VICTORIA STRAIT, Nunavut (AP) ― Global warming is opening up the fabled Northwest Passage, a route through Arctic waters that’s closed to ships for most of the year.
The Associated Press traveled through the passage on a Finnish icebreaker that achieved the earliest recorded transit from the Pacific to the Atlantic oceans.
Together with Arctic researchers, the AP team documented the impact climate change is having on the environment, communities and animals that live in this remote corner of the world.
The changes are indicative of the effects of rising temperatures on the Arctic as a whole. Scientists predict that a warming Arctic will affect lower latitudes, because of the role it plays for global weather.
The frozen north plays a crucial role in cooling the rest of the planet while reflecting some of the sun’s heat back into space. Last year was the hottest on record in the Arctic.

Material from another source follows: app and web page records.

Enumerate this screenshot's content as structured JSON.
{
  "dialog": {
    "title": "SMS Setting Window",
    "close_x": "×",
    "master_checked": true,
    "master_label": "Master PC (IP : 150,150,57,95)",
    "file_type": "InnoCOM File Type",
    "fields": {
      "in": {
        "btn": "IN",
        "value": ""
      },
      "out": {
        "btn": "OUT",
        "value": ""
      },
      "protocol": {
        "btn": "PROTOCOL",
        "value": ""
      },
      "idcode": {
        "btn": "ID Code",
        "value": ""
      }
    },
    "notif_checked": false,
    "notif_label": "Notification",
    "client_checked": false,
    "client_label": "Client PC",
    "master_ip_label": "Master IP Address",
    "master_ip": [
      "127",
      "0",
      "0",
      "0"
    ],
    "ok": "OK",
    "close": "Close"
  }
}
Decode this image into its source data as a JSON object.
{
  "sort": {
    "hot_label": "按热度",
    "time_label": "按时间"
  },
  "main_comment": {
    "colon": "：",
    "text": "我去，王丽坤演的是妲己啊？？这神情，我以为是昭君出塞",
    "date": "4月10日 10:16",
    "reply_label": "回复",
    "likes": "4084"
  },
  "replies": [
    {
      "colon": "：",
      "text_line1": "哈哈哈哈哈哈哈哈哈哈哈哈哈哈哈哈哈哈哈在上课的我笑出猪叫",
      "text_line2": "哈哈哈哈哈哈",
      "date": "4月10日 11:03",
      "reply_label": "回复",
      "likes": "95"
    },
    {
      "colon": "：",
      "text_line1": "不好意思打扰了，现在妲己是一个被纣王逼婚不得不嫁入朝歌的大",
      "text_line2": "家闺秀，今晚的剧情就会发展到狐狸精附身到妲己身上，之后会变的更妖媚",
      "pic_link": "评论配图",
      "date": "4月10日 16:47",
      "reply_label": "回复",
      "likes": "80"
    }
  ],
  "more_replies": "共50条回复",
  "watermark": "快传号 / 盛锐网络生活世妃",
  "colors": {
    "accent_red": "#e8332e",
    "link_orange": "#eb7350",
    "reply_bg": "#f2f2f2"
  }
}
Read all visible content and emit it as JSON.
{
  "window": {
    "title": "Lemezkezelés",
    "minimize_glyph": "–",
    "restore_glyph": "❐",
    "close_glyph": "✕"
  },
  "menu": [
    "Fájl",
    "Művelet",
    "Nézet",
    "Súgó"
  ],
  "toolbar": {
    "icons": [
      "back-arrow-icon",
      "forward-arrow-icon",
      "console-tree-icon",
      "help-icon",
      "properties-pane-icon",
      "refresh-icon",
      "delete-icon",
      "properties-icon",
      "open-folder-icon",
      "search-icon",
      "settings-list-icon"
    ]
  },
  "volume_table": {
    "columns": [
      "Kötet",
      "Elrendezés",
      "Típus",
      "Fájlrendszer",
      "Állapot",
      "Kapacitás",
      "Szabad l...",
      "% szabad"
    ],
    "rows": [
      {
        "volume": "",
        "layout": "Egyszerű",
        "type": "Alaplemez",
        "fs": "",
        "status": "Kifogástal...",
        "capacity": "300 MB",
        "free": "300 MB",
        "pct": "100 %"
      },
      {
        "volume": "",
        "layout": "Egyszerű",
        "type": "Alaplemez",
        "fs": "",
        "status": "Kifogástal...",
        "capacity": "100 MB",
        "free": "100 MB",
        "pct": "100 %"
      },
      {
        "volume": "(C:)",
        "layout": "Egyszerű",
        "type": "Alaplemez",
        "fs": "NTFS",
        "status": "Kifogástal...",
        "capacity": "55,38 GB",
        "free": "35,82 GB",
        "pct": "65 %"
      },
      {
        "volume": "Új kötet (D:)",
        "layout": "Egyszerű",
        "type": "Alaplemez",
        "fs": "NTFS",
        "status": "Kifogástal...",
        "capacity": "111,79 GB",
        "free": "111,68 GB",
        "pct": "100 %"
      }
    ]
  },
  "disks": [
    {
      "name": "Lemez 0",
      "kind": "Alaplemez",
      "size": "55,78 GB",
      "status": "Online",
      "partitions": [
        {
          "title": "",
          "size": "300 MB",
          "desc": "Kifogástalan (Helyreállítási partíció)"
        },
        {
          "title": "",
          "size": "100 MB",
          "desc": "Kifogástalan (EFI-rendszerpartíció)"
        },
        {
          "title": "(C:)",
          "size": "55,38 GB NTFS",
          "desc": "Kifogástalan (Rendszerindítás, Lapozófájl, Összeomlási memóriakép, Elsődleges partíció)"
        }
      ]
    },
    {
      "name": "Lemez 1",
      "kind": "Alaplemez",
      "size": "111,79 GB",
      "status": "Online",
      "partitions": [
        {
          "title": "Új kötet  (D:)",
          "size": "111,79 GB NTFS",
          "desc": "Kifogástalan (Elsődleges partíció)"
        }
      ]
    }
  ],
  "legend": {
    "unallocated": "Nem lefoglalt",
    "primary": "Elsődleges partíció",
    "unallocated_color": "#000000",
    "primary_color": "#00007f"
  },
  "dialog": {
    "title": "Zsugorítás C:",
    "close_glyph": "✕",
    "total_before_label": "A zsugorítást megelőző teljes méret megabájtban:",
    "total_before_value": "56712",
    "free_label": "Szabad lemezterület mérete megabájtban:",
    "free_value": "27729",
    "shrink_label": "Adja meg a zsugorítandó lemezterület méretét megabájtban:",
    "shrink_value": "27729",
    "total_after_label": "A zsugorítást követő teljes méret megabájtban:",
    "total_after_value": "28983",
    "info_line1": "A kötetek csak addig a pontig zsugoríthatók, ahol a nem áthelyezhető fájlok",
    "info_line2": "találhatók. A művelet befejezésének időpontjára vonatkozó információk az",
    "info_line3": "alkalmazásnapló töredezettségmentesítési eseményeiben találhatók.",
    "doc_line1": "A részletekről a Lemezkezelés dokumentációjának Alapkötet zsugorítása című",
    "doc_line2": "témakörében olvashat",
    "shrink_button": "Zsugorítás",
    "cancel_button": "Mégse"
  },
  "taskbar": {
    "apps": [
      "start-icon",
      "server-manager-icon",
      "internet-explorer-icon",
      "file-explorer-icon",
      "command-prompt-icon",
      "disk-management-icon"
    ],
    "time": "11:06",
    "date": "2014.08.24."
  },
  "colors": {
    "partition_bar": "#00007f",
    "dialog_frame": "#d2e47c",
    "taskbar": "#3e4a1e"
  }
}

“Things are changing in the Arctic, and that is changing things everywhere else,” David ‘Duke’ Snider, the seasoned mariner responsible for navigating the Finnish icebreaker MSV Nordica, said.